An EGFR/EGFRvIII-targeting candidate and a next-generation GPC3 CAR T therapy, both in exploratory clinical studies, are also in the pipeline.
Other than CAR T products, Carsgen has a humanized claudin18.2 monoclonal antibody, known as AB-011, for the treatment of advanced gastric and pancreatic adenocarcinoma. It received IND approval from the NMPA in December 2019, and Carsgen said it plans to file for an IND to the FDA within 2020.
For now, Li said the company has no plans to expand its pipeline in the near future; rather it intends to focus on advancing the leading programs to commercialization while developing disruptive technologies.
Carsgen is confident about the targets it has chosen for its CAR T therapies. Li explained that to choose the rational targets, one needs to think about specificity and heterogeneity. For example, EGFRvIII is a cancer-specific antigen but its high heterogeneous expression leads to reduced efficacy of EGFRvIII-targeted drugs.
The CEO also noted that Carsgen looks at upcoming problems in the next few years instead of only looking at existing ones. “Previously, we tried to address the issue of why CAR T can work on blood cancer but not solid tumors. We [now] also focus on building our technology platforms, because you need tools to realize your ideas,” Li said.
To maximize its R&D potential, Carsgen has developed technology platforms such as fully human antibody identification and antibody engineering, so it can handle every part of CAR T-cell therapy development on its own.

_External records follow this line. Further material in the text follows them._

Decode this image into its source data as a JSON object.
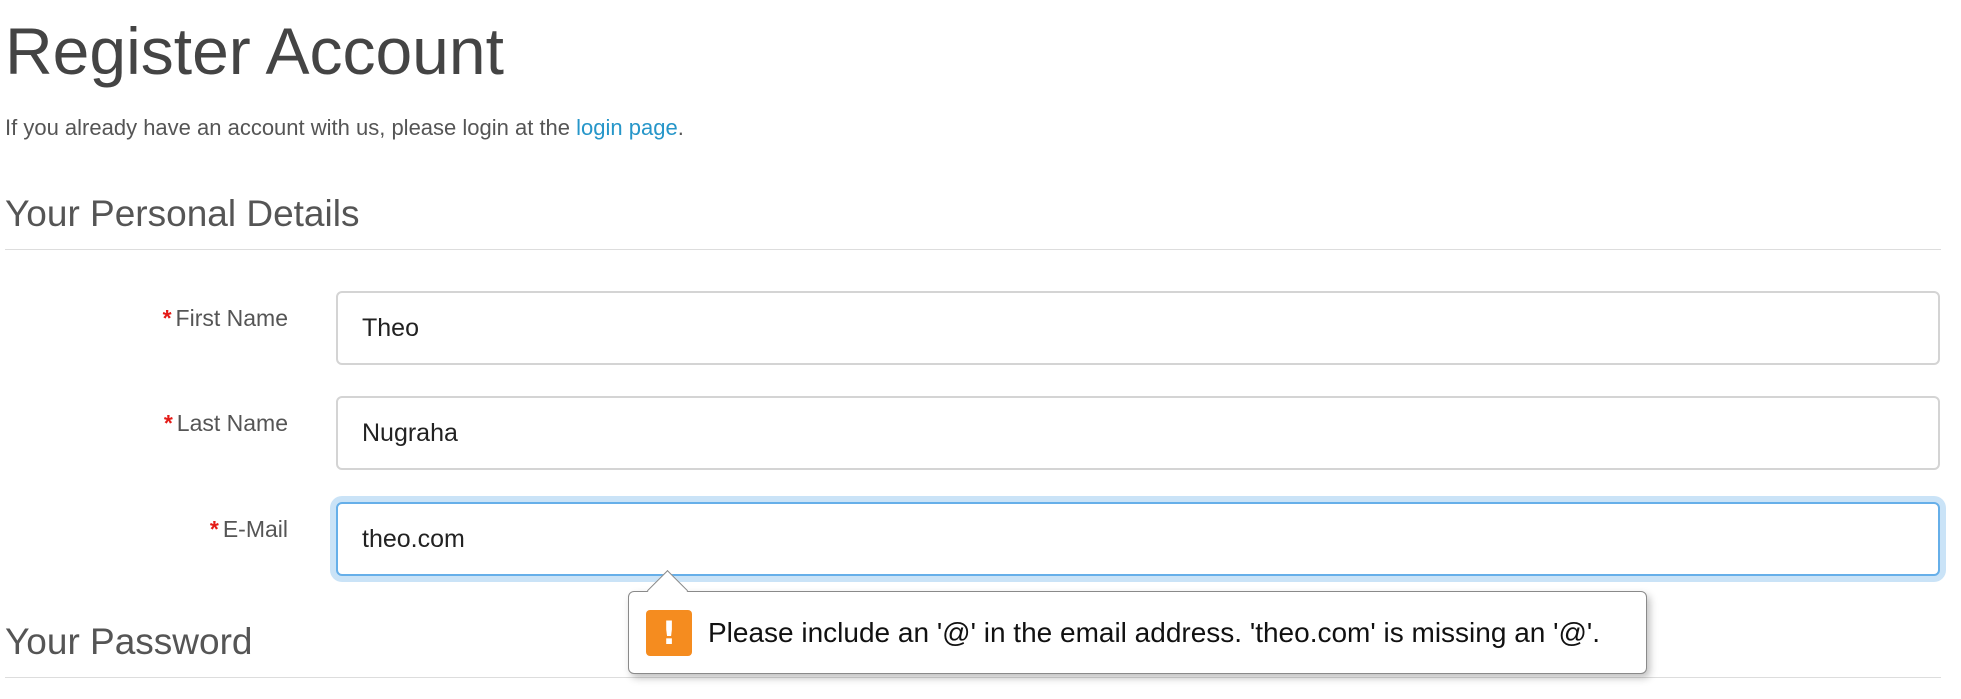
{
  "page": {
    "title": "Register Account",
    "intro_before_link": "If you already have an account with us, please login at the ",
    "intro_link": "login page",
    "intro_after_link": "."
  },
  "sections": {
    "personal_details": "Your Personal Details",
    "password": "Your Password"
  },
  "fields": {
    "required_marker": "*",
    "first_name": {
      "label": "First Name",
      "value": "Theo"
    },
    "last_name": {
      "label": "Last Name",
      "value": "Nugraha"
    },
    "email": {
      "label": "E-Mail",
      "value": "theo.com",
      "focused": true
    }
  },
  "validation_tooltip": {
    "icon": "warning-exclamation-icon",
    "icon_glyph": "!",
    "message": "Please include an '@' in the email address. 'theo.com' is missing an '@'."
  },
  "colors": {
    "link": "#2696c9",
    "required_star": "#e41b17",
    "focus_ring": "#66afe9",
    "warning_icon_bg": "#f58c1f"
  }
}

Carsgen’s scientists are also concerned about follow-up issues that cancer patients may face, even though results from early clinical stages are encouraging.
“CAR T therapies could yield a significant decrease in the lesion size, but what about cancer recurrence?” Li said. “We need to think ahead and start to prepare for a solution to this issue. We also need to consider how to innovate technologies to sustain antitumor response. These are the issues we are looking into.”
To continue its work, Carsgen is mulling an IPO in the near future. Li revealed that the company is preparing for a pre-IPO round of financing and will keep an open mind when it comes to the listing destination.